If you’re going to put your home on the market in the next few weeks/months, here are a few easy fix-ups that will make your home more attractive to buyers. Note: these things will make your home more “sellable”, not necessarily more “valuable”! There’s a difference!
Curb Appeal: yard mowed, trees trimmed. Add some mulch to planting beds. Plant some seasonal color. Power wash sidewalks, driveways and keep them clear of clutter. Wash windows and make the front entry attractive with a clean front door–repaint if necessary–and fresh hardware. Make sure door locks work smoothly and doorbell is in good working order. Clean or replace outdoor light fixtures. And all this for both front and back yards!
Interior: Clean, clean, clean and declutter! Organize closets and cabinets–remove excess. If you have too much or oversized furniture, remove it. Clear clutter from kitchen/bathroom countertops. Wash windows and let in light. Remove personal photos and other mementos from walls, displays, etc. Neutralize extreme decor/wall colors. Remove pet odors!
Consider having a prelisting inspection by a licensed inspector. This will reveal possible issues that may be of concern to a buyer and allow you to take care of minor things in advance. NOTE: some states (Texas!) require sellers to disclose any inspection reports to buyers, so if you have one, you’ll have to let a buyer see it.
Repairs: take care of as many minor repairs as possible. Dripping faucets, sticking doors/windows, minor paint touch-ups, cleaning carpets, etc. will make your home more attractive and not raise buyer red flags. If major repairs are needed, either take care of them, or be prepared to address them with your list price or a possible price adjustment during contract negotiations.
Bottom line–“It’s a price war to the door, and a beauty contest inside”. Buyers are still calling the shots, so sellers have to be competitive in price, terms, and condition.
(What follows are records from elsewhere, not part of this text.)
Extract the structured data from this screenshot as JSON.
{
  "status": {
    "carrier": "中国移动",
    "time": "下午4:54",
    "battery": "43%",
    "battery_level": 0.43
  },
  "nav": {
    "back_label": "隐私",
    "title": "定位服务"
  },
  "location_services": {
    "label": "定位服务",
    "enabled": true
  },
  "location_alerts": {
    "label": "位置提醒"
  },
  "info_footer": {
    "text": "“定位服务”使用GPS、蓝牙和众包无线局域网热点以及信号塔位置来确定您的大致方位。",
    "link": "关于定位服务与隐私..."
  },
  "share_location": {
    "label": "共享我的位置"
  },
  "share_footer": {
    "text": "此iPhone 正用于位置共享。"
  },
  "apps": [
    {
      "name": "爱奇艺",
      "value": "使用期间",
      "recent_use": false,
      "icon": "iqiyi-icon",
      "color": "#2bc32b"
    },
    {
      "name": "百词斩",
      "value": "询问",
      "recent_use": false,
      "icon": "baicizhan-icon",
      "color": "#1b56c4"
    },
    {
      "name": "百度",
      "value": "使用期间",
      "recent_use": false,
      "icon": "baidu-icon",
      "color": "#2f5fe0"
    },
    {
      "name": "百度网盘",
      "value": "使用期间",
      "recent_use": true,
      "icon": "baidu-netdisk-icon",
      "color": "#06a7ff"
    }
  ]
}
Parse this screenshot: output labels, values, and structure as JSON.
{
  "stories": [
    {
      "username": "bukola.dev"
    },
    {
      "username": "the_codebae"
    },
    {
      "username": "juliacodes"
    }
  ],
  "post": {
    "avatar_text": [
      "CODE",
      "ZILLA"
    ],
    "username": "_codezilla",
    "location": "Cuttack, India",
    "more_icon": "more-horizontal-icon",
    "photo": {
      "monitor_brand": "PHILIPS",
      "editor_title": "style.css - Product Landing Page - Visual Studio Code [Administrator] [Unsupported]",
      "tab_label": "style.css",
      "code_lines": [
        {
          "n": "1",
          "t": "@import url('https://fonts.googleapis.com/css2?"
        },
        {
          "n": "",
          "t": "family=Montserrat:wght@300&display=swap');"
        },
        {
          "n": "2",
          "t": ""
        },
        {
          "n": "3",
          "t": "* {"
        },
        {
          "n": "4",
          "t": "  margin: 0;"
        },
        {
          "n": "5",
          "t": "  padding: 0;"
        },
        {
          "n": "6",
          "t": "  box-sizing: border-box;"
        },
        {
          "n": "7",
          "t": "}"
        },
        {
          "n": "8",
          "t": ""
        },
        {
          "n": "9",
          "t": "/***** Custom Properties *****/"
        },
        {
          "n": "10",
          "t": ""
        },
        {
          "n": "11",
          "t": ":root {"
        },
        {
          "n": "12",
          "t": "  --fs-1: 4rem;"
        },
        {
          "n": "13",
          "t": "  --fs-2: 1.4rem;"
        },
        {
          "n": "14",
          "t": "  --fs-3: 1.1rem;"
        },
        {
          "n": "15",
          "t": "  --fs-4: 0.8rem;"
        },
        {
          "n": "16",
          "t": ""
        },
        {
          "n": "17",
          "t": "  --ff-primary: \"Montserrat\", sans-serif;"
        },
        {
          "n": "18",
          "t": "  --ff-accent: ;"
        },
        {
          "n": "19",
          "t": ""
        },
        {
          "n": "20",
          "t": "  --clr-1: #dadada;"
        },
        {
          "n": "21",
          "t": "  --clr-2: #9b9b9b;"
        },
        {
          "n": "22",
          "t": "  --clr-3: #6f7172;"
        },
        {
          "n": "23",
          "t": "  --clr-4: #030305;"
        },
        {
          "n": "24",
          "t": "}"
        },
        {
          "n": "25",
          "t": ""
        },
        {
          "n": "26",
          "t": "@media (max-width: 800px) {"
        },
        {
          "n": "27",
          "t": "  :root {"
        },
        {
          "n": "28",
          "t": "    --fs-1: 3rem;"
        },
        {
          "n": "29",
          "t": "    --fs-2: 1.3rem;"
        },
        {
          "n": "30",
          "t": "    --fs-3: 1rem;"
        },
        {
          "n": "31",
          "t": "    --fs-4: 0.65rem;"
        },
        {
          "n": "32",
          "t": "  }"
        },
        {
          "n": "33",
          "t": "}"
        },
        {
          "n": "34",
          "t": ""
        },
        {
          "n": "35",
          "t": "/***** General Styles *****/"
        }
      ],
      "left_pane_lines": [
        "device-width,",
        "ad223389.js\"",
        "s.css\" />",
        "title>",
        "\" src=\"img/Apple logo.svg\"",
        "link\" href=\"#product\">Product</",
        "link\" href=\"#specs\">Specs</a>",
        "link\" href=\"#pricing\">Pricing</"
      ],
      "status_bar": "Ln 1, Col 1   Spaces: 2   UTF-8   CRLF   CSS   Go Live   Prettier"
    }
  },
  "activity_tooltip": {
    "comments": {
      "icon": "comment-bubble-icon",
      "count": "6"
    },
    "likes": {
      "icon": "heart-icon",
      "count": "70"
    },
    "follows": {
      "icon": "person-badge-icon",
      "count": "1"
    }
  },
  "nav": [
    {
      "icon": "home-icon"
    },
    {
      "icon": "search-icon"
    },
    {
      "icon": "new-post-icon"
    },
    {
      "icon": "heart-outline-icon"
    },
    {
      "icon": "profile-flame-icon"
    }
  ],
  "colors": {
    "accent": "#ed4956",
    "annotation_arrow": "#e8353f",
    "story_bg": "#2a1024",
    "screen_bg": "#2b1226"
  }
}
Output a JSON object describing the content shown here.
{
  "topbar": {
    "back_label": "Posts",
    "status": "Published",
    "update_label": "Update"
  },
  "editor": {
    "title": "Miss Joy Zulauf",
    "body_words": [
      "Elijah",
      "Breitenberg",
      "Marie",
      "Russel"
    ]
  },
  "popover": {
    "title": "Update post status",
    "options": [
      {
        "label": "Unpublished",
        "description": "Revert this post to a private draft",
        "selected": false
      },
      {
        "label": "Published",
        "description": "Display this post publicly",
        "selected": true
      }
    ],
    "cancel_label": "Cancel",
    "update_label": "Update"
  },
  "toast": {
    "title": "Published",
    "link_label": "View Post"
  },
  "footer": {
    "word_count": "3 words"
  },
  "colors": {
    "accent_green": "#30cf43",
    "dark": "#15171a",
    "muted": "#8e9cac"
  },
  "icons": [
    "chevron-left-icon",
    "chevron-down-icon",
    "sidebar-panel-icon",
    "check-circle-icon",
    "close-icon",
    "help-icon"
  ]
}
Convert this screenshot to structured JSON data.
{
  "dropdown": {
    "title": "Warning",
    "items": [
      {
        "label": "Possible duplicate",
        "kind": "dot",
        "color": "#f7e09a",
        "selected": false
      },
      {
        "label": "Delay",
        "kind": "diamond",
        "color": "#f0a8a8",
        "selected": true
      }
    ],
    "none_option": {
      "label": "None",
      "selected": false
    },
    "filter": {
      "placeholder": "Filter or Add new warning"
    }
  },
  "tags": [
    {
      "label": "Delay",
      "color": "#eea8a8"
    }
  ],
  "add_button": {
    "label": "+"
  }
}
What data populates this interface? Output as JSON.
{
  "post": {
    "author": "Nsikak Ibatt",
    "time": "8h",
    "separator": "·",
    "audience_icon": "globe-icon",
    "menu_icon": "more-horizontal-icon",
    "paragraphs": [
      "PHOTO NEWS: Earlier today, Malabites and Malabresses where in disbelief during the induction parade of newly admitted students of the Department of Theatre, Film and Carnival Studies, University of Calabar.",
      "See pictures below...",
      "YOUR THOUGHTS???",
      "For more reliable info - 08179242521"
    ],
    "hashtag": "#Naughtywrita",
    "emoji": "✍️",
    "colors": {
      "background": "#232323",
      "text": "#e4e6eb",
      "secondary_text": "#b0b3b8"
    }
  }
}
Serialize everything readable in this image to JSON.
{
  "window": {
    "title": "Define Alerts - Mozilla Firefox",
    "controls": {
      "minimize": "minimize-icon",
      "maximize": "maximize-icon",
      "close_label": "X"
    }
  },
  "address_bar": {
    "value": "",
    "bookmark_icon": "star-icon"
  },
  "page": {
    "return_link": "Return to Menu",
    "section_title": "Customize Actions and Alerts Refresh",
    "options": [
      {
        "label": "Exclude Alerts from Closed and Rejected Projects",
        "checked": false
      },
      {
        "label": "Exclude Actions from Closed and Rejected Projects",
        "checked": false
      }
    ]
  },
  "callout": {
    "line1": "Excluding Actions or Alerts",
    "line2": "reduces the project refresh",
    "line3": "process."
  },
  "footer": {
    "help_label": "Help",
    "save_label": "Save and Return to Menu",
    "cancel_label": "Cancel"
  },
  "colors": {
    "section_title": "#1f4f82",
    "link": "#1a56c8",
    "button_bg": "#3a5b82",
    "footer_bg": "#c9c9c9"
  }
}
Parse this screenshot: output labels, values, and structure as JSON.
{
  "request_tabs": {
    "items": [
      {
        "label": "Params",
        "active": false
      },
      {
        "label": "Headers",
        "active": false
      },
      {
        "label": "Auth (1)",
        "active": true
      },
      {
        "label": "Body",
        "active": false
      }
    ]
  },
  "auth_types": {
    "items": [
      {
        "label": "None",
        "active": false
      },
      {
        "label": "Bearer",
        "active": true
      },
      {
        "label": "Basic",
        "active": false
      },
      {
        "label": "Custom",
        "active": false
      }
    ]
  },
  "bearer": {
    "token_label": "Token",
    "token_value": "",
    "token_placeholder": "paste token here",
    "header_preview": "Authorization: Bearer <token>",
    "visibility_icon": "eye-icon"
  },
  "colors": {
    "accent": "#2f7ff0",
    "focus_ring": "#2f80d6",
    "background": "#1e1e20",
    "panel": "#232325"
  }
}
Start your preparation now and you’ll be ready when the sign goes up in your yard! Good luck!
Certified Residential Specialist